*Exercise goal*
List every line below containing "this".

*Records for processing*
---

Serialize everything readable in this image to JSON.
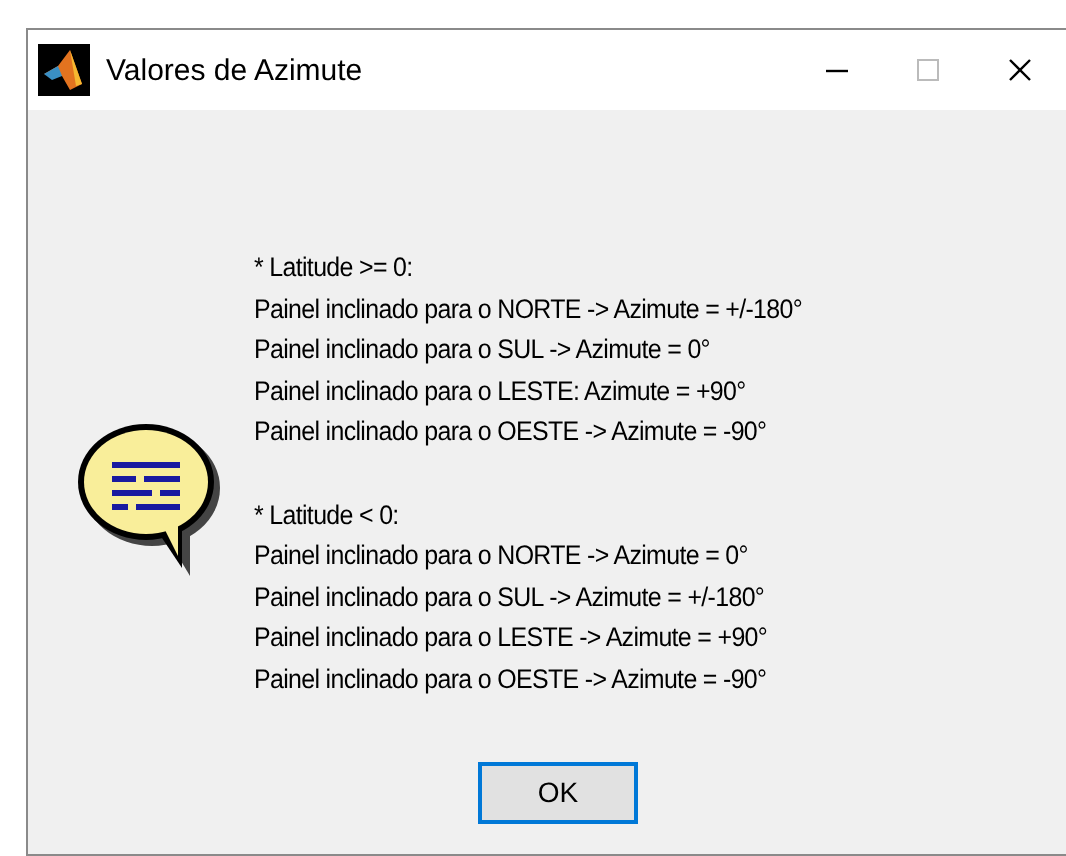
{
  "window": {
    "title": "Valores de Azimute"
  },
  "message": {
    "groups": [
      {
        "heading": "* Latitude >= 0:",
        "lines": [
          "Painel inclinado para o NORTE -> Azimute = +/-180°",
          "Painel inclinado para o SUL -> Azimute = 0°",
          "Painel inclinado para o LESTE: Azimute = +90°",
          "Painel inclinado para o OESTE -> Azimute = -90°"
        ]
      },
      {
        "heading": "* Latitude < 0:",
        "lines": [
          "Painel inclinado para o NORTE -> Azimute = 0°",
          "Painel inclinado para o SUL -> Azimute = +/-180°",
          "Painel inclinado para o LESTE -> Azimute = +90°",
          "Painel inclinado para o OESTE -> Azimute = -90°"
        ]
      }
    ]
  },
  "buttons": [
    "OK"
  ]
}
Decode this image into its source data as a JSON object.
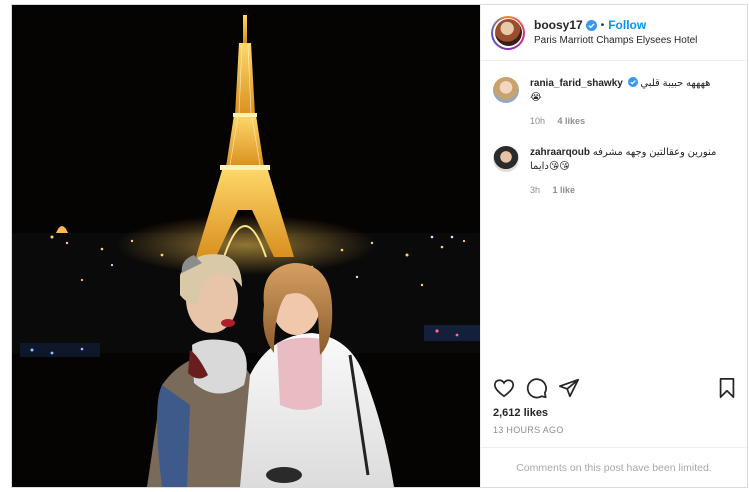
{
  "header": {
    "username": "boosy17",
    "separator": "•",
    "follow_label": "Follow",
    "location": "Paris Marriott Champs Elysees Hotel"
  },
  "comments": [
    {
      "username": "rania_farid_shawky",
      "verified": true,
      "text": "ههههه حبيبة قلبي",
      "emoji": "😭",
      "time": "10h",
      "likes": "4 likes"
    },
    {
      "username": "zahraarqoub",
      "verified": false,
      "text": "منورين وعقالتين وجهه مشرفه",
      "emoji": "😘😘دايما",
      "time": "3h",
      "likes": "1 like"
    }
  ],
  "stats": {
    "likes": "2,612 likes",
    "time_ago": "13 HOURS AGO"
  },
  "footer": {
    "limited_text": "Comments on this post have been limited."
  },
  "icons": {
    "like": "heart-icon",
    "comment": "comment-icon",
    "share": "paper-plane-icon",
    "save": "bookmark-icon",
    "verified": "verified-badge-icon"
  },
  "colors": {
    "accent": "#0095f6",
    "verified": "#3897f0",
    "muted": "#8e8e8e"
  }
}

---

*Exercise result*
Serialize everything readable in this image to JSON.
Decode this image into its source data as a JSON object.
    "limited_text": "Comments on this post have been limited."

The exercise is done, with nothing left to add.